Luketj Member Posts: 2
edited February 2023 in THE MAIN WALL
I’m in the middle of Dan’s book, “Primary-Secondary Pumping Made Easy,” and in it he suggests putting the mixing valve on the crossover bridge as opposed to just before the pump on the secondary circuit. One of the selling points is that you can save money by getting a smaller one because there is often less flow on the crossover bridge. My question is can you really size it for the crossover bridge since you are still getting some secondary flow through it as well, not to mention if you are piping it to account for jet flow, you’d be right back to the same size mixing valve you’d have if you had left it in the secondary. Or does having a mixing valve on the crossover bridge eliminate the need to worry about jet flow?


    EBEBRATT-Ed Member Posts: 15,839
    Don't know what kind of job you're doing but crossover bridges are seldom used except on large commercial or industrial jobs.
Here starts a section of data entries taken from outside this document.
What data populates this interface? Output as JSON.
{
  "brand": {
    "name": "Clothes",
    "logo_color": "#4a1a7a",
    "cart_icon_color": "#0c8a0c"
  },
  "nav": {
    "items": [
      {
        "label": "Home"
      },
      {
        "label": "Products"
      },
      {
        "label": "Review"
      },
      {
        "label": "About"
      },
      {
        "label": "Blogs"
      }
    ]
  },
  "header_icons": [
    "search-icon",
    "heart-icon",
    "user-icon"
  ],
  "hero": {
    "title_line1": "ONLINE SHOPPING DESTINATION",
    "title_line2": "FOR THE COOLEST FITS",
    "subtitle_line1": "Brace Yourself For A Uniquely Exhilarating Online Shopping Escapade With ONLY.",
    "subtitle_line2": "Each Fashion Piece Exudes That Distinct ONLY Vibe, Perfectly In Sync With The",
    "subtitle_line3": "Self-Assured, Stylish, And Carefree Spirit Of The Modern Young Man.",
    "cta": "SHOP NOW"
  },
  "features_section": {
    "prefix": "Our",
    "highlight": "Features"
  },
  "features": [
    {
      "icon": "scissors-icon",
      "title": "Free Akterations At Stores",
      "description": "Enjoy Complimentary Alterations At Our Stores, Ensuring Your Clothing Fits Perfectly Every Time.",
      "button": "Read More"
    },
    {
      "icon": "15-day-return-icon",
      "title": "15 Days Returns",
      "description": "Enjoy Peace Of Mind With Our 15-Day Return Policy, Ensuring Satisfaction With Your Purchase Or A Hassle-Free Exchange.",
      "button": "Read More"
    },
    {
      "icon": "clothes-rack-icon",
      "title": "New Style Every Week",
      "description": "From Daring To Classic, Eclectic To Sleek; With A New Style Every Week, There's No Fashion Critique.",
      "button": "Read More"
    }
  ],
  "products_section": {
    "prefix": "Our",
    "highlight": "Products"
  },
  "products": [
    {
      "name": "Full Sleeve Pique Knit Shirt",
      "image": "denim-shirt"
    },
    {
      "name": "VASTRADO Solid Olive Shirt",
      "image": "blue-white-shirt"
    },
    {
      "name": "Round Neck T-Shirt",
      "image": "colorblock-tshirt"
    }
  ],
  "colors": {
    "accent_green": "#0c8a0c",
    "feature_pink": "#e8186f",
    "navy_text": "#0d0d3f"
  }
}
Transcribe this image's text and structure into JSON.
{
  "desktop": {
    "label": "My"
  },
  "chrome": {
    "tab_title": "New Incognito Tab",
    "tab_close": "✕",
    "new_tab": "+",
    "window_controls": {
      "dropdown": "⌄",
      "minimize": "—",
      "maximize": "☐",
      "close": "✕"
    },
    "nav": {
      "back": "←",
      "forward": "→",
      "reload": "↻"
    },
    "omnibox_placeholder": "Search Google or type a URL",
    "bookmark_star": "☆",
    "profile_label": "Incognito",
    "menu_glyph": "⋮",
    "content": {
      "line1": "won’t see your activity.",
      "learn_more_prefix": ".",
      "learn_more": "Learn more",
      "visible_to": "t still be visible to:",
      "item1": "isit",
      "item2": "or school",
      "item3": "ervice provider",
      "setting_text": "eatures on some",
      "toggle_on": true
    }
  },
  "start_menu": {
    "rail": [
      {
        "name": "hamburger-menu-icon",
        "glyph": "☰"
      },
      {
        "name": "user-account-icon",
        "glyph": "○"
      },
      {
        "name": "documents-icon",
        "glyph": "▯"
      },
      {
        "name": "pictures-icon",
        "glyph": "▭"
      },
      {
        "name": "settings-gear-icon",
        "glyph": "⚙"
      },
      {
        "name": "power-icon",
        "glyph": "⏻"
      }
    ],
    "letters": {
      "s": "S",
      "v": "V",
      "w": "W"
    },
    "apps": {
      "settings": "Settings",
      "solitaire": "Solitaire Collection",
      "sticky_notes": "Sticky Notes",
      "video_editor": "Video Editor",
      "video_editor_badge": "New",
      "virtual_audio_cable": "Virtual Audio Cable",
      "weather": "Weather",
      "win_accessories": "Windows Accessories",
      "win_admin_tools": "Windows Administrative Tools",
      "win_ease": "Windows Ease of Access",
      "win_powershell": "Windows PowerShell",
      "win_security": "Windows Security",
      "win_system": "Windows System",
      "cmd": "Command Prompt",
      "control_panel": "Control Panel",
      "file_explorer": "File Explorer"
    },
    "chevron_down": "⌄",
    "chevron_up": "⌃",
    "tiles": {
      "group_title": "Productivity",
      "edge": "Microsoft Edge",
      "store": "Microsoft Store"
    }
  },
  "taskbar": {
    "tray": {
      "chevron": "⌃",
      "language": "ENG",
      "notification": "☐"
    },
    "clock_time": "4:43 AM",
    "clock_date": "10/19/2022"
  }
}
Their purpose is to assure the same water temperature in distribution pipes which are really long. What are you trying to do?

    But the answer is yes, the mixing valve sized for a crossover bridge is sized for the piping that leaves the crossover to feed the zone. But a lot depends on your water flow and water temp requirements. The bridge and the zone can be different temps, or the same temp and flow rates and pipe sizes and mixing valve sizes depend on knowing all the information.
    Mad Dog_2Luketj
  • Luketj
    Luketj Member Posts: 2
    Thanks for the response, I’m not working on anything right now, just trying to get some of these concepts down.
  • hot_rod
    hot_rod Member Posts: 22,476
    All valves and devices in the flow path should be sized by the flow rate that will pass through them.
    All valves should have a Cv number on them, on the box, or in the submittal sheets. You do not necessarily size a valve by the pipe or connection size.

    Ideally the Cv number would match the exact flow rate. That is not always possible so you use a spreadsheet or formula to calculate the pressure drop through the valve, at the designed flow rate.

    Here is an example of one. In the last box, put in the design flow rate, also the Cv of the valve you are considering, read the pressure drop.

    So now whatever is causing flow in that piping circuit, it has to overcome the pressure drop.

    In hydronics, the circ pump supplies that “head”

    In domestic water piping, the incoming pressure needs to be able to overcome the pressure drop.

    The sheet can also be used to determine the Cv of a valve if you know flow rate and measured pressure drop.
    Bob "hot rod" Rohr
    trainer for Caleffi NA
    Living the hydronic dream